:: MATERIAL FOR THE TASK

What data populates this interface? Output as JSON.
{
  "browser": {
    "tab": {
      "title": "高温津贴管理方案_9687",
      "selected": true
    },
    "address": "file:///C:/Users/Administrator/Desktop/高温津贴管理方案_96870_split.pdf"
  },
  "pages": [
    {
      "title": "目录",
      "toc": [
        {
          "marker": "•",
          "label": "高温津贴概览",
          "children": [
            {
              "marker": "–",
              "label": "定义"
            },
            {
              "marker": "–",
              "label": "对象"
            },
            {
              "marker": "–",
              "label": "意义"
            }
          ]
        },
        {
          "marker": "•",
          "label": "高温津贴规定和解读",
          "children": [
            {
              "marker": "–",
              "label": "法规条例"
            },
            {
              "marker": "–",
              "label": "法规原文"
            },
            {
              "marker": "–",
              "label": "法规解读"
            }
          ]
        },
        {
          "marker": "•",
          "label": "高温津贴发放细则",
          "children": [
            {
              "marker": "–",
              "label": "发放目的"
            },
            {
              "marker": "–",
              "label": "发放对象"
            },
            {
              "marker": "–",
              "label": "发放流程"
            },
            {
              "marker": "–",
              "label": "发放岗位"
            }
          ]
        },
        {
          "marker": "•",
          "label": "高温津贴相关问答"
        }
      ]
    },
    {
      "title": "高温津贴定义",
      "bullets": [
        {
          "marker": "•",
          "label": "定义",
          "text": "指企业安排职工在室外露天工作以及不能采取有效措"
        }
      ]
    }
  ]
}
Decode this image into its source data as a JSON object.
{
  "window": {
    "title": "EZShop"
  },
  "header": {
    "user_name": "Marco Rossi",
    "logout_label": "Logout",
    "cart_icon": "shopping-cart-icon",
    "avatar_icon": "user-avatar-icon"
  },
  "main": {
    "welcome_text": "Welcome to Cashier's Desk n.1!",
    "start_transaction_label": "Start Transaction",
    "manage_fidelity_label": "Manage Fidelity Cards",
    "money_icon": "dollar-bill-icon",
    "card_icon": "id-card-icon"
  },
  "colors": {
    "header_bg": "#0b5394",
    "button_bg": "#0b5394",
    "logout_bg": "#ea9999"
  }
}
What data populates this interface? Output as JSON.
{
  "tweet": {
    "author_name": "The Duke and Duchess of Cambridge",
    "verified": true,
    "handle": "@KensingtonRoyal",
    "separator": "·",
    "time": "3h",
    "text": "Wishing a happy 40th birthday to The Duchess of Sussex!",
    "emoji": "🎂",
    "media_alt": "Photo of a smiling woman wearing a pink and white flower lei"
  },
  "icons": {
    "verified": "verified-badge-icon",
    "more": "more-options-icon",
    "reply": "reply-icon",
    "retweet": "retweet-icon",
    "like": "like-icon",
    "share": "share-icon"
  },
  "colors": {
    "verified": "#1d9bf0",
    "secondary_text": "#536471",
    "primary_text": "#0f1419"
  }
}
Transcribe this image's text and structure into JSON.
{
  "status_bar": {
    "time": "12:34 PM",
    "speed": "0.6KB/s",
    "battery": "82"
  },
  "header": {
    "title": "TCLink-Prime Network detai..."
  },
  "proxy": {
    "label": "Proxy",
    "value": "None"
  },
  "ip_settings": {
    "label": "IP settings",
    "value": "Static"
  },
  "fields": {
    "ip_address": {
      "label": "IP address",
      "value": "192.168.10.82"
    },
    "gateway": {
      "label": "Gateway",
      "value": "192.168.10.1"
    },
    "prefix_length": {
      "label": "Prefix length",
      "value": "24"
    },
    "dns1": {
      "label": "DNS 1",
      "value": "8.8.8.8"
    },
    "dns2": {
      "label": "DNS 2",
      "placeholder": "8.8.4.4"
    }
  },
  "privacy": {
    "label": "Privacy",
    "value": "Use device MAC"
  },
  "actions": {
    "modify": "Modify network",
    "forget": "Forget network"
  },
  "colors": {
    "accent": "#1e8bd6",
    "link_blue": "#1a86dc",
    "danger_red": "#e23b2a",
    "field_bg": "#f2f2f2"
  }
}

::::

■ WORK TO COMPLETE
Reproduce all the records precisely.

■ REPLY TO THE EXERCISE
What data populates this interface? Output as JSON.
{
  "browser": {
    "tab": {
      "title": "高温津贴管理方案_9687",
      "selected": true
    },
    "address": "file:///C:/Users/Administrator/Desktop/高温津贴管理方案_96870_split.pdf"
  },
  "pages": [
    {
      "title": "目录",
      "toc": [
        {
          "marker": "•",
          "label": "高温津贴概览",
          "children": [
            {
              "marker": "–",
              "label": "定义"
            },
            {
              "marker": "–",
              "label": "对象"
            },
            {
              "marker": "–",
              "label": "意义"
            }
          ]
        },
        {
          "marker": "•",
          "label": "高温津贴规定和解读",
          "children": [
            {
              "marker": "–",
              "label": "法规条例"
            },
            {
              "marker": "–",
              "label": "法规原文"
            },
            {
              "marker": "–",
              "label": "法规解读"
            }
          ]
        },
        {
          "marker": "•",
          "label": "高温津贴发放细则",
          "children": [
            {
              "marker": "–",
              "label": "发放目的"
            },
            {
              "marker": "–",
              "label": "发放对象"
            },
            {
              "marker": "–",
              "label": "发放流程"
            },
            {
              "marker": "–",
              "label": "发放岗位"
            }
          ]
        },
        {
          "marker": "•",
          "label": "高温津贴相关问答"
        }
      ]
    },
    {
      "title": "高温津贴定义",
      "bullets": [
        {
          "marker": "•",
          "label": "定义",
          "text": "指企业安排职工在室外露天工作以及不能采取有效措"
        }
      ]
    }
  ]
}
Decode this image into its source data as a JSON object.
{
  "window": {
    "title": "EZShop"
  },
  "header": {
    "user_name": "Marco Rossi",
    "logout_label": "Logout",
    "cart_icon": "shopping-cart-icon",
    "avatar_icon": "user-avatar-icon"
  },
  "main": {
    "welcome_text": "Welcome to Cashier's Desk n.1!",
    "start_transaction_label": "Start Transaction",
    "manage_fidelity_label": "Manage Fidelity Cards",
    "money_icon": "dollar-bill-icon",
    "card_icon": "id-card-icon"
  },
  "colors": {
    "header_bg": "#0b5394",
    "button_bg": "#0b5394",
    "logout_bg": "#ea9999"
  }
}
What data populates this interface? Output as JSON.
{
  "tweet": {
    "author_name": "The Duke and Duchess of Cambridge",
    "verified": true,
    "handle": "@KensingtonRoyal",
    "separator": "·",
    "time": "3h",
    "text": "Wishing a happy 40th birthday to The Duchess of Sussex!",
    "emoji": "🎂",
    "media_alt": "Photo of a smiling woman wearing a pink and white flower lei"
  },
  "icons": {
    "verified": "verified-badge-icon",
    "more": "more-options-icon",
    "reply": "reply-icon",
    "retweet": "retweet-icon",
    "like": "like-icon",
    "share": "share-icon"
  },
  "colors": {
    "verified": "#1d9bf0",
    "secondary_text": "#536471",
    "primary_text": "#0f1419"
  }
}
Transcribe this image's text and structure into JSON.
{
  "status_bar": {
    "time": "12:34 PM",
    "speed": "0.6KB/s",
    "battery": "82"
  },
  "header": {
    "title": "TCLink-Prime Network detai..."
  },
  "proxy": {
    "label": "Proxy",
    "value": "None"
  },
  "ip_settings": {
    "label": "IP settings",
    "value": "Static"
  },
  "fields": {
    "ip_address": {
      "label": "IP address",
      "value": "192.168.10.82"
    },
    "gateway": {
      "label": "Gateway",
      "value": "192.168.10.1"
    },
    "prefix_length": {
      "label": "Prefix length",
      "value": "24"
    },
    "dns1": {
      "label": "DNS 1",
      "value": "8.8.8.8"
    },
    "dns2": {
      "label": "DNS 2",
      "placeholder": "8.8.4.4"
    }
  },
  "privacy": {
    "label": "Privacy",
    "value": "Use device MAC"
  },
  "actions": {
    "modify": "Modify network",
    "forget": "Forget network"
  },
  "colors": {
    "accent": "#1e8bd6",
    "link_blue": "#1a86dc",
    "danger_red": "#e23b2a",
    "field_bg": "#f2f2f2"
  }
}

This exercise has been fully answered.